May 21, Ascension (Luke 24:44–53)
I am not a great memorizer. The verses of scripture I remember best and can reel off most easily are the ones I learned set to music, often in the King James Version or some other old-fashioned language. I believe that makes me an aural learner, one of seven accepted learning styles. Each uses a different part or parts of the brain. We all prioritize some, and we can develop the others, too.
My most effective means of metabolizing information and concepts is to read or listen and write things down (verbal); taking notes makes ideas concrete for me. I have frustrated many people trying to teach me things when their repetitions do not take hold because I could not write down what I was hearing. If you write notes in the margin of a book to catch a concept or phrase that will remind you later of what felt important, you are using this learning style.
I also hold onto things I hear while I am knitting (physical). Yet learning a new knitting skill is complicated for me, because I am not a particularly good visual learner. I can’t grasp what seems obvious to others who look at an illustration or watch a YouTube video. My best chance at insight comes from reading the words over and over again until they make sense in the actions of my hands. When the moment of understanding comes, and the stitch works, I feel a rush of satisfaction, a kind of insight high.
What brings a lesson or a new understanding home for you?
The ascension account in Luke has three movements. First, the risen Lord “opened their minds to the scriptures” and gives guidance on what is to come. Next, he takes them out to Bethany for a blessing, during which he ascends. Finally, the disciples, after worshiping, go back to Jerusalem to praise God in the temple. Mission accomplished—now they understand!
We may note sadly that despite three years of direct teaching in multiple forms, the disciples’ minds were still closed. When we think of the disciples, 11 of them, gathered around the risen Christ, we might try to imagine what supernatural pedagogy he employs with this audience of non-learners. In his human form, they failed to understand him, although they had the opportunity to travel with him, watching and listening as he interacted with crowds and individuals using storytelling, exhortation, and conversation as his teaching tools. They did not understand what was happening, did not understand who he was.
What chance do we have then, at this great distance, to share the good news effectively?
When we hope to get a point across, or teach a valuable life lesson, or deliver a saving message, we need to remember that not everyone learns the same way.
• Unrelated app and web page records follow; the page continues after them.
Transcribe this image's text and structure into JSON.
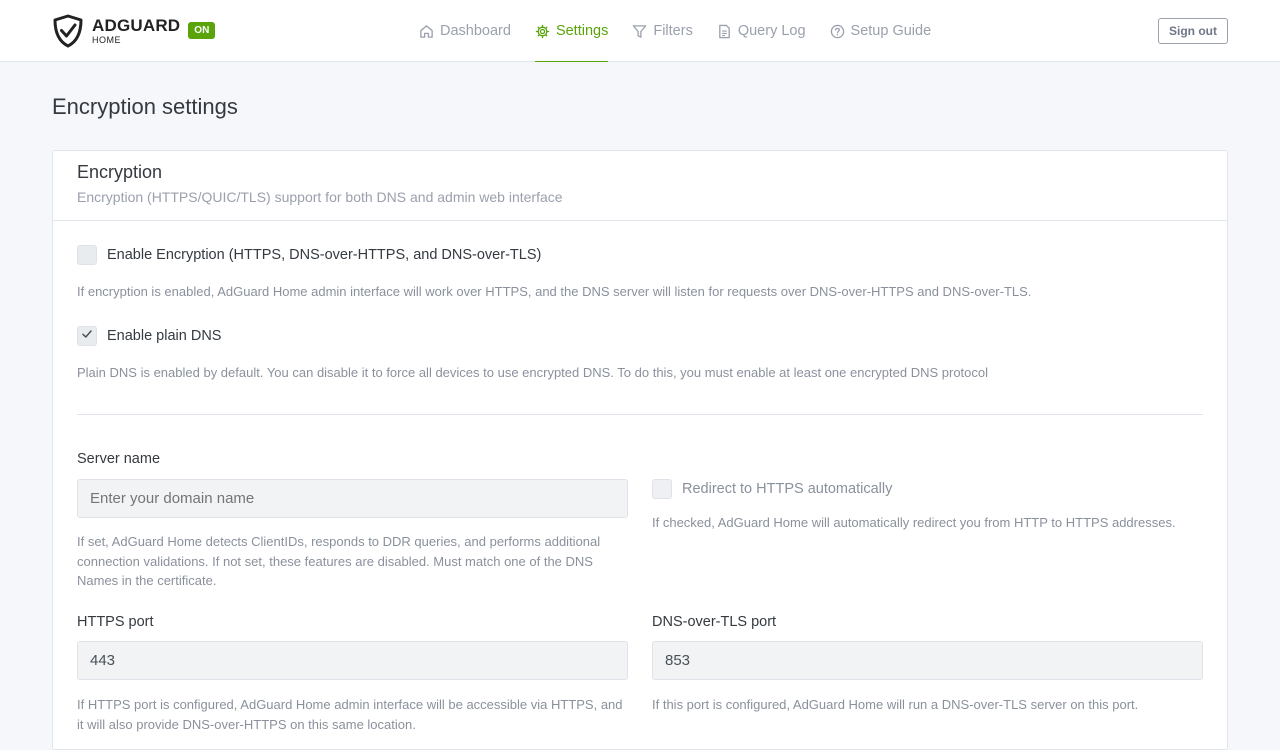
{
  "brand": {
    "title": "ADGUARD",
    "subtitle": "HOME",
    "status_badge": "ON",
    "accent_color": "#5aa30a"
  },
  "nav": {
    "items": [
      {
        "label": "Dashboard",
        "icon": "home-icon",
        "active": false
      },
      {
        "label": "Settings",
        "icon": "gear-icon",
        "active": true
      },
      {
        "label": "Filters",
        "icon": "filter-icon",
        "active": false
      },
      {
        "label": "Query Log",
        "icon": "document-icon",
        "active": false
      },
      {
        "label": "Setup Guide",
        "icon": "help-circle-icon",
        "active": false
      }
    ],
    "sign_out_label": "Sign out"
  },
  "page": {
    "title": "Encryption settings"
  },
  "card": {
    "title": "Encryption",
    "subtitle": "Encryption (HTTPS/QUIC/TLS) support for both DNS and admin web interface"
  },
  "form": {
    "enable_encryption": {
      "label": "Enable Encryption (HTTPS, DNS-over-HTTPS, and DNS-over-TLS)",
      "checked": false,
      "help": "If encryption is enabled, AdGuard Home admin interface will work over HTTPS, and the DNS server will listen for requests over DNS-over-HTTPS and DNS-over-TLS."
    },
    "enable_plain_dns": {
      "label": "Enable plain DNS",
      "checked": true,
      "help": "Plain DNS is enabled by default. You can disable it to force all devices to use encrypted DNS. To do this, you must enable at least one encrypted DNS protocol"
    },
    "server_name": {
      "label": "Server name",
      "value": "",
      "placeholder": "Enter your domain name",
      "help": "If set, AdGuard Home detects ClientIDs, responds to DDR queries, and performs additional connection validations. If not set, these features are disabled. Must match one of the DNS Names in the certificate."
    },
    "redirect_https": {
      "label": "Redirect to HTTPS automatically",
      "checked": false,
      "help": "If checked, AdGuard Home will automatically redirect you from HTTP to HTTPS addresses."
    },
    "https_port": {
      "label": "HTTPS port",
      "value": "443",
      "help": "If HTTPS port is configured, AdGuard Home admin interface will be accessible via HTTPS, and it will also provide DNS-over-HTTPS on this same location."
    },
    "dot_port": {
      "label": "DNS-over-TLS port",
      "value": "853",
      "help": "If this port is configured, AdGuard Home will run a DNS-over-TLS server on this port."
    }
  }
}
A graphic or diagram may sway some people, while others respond to a personal story. Some want just the facts (logical), and others require a chance to talk things through (social). Some need to go away and contemplate things by themselves (solitary). Pastors, teachers, and even parents all carry a responsibility to inform listeners with wisdom and information that is truthful. But the message also requires an effective medium.
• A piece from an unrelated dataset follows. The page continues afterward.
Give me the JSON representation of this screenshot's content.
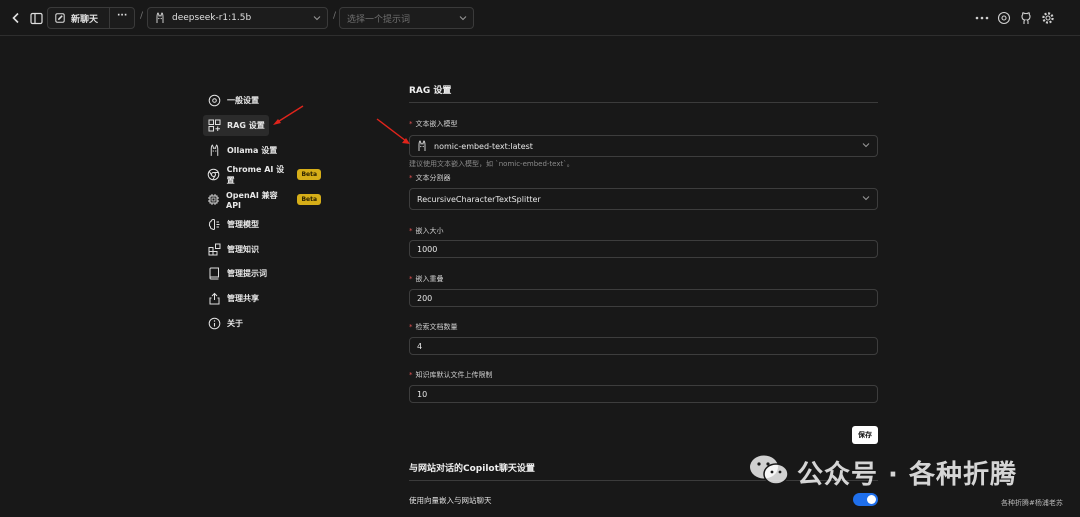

Discerning that method starts with knowing who you are trying to reach. Who around you needs a good word of encouragement, guidance, or comfort? How do they usually get information? We live in a complicated time, in which there are almost too many sources available to us, many of them in conflict with each other. In seasons of collective anxiety, we face the additional frustration that some consider even facts to be subject to interpretation. We must root our appeal in the basics of our faith, just as Jesus recounts the essentials of his teaching to the disciples: repentance and the forgiveness of sins, a message to be shared with all nations, or the heart of the gospel, love for God and neighbor.
How will you try to share what you believe? There is no one right way. Although I learn by taking notes and by writing and rewriting my thoughts, that doesn’t mean they will be clear to readers—who add their own thoughts, experiences, and feelings to the equation of understanding. Consider the possibility that what seems obvious to you will not to others. Bring your varied learning styles to the task—your logic, or interpersonal skills, or gifts at bringing a good word alive in music, art, or movement.
We all want that insight high, that surge of joy, which relies on the moment when it all comes together. Sometimes my head is full of possibilities, but sitting at my desk does not bring them into a unified focus. The clarity I need comes when I take my dog for a walk, or talk it out with my spouse, a colleague, or a friend. It sometimes happens when I turn off everything else and try, for a little while, to be in that space where the voice I am hearing belongs to Christ.
The disciples’ moment of realization is the hinge to the ascension story in Luke. Whatever we are struggling to comprehend, the possibility of enlightenment remains. For Christians, Jesus holds the door, guiding us to the insight high we cannot achieve alone, offering the promise of the Spirit’s power, and opening the way to blessing and praise.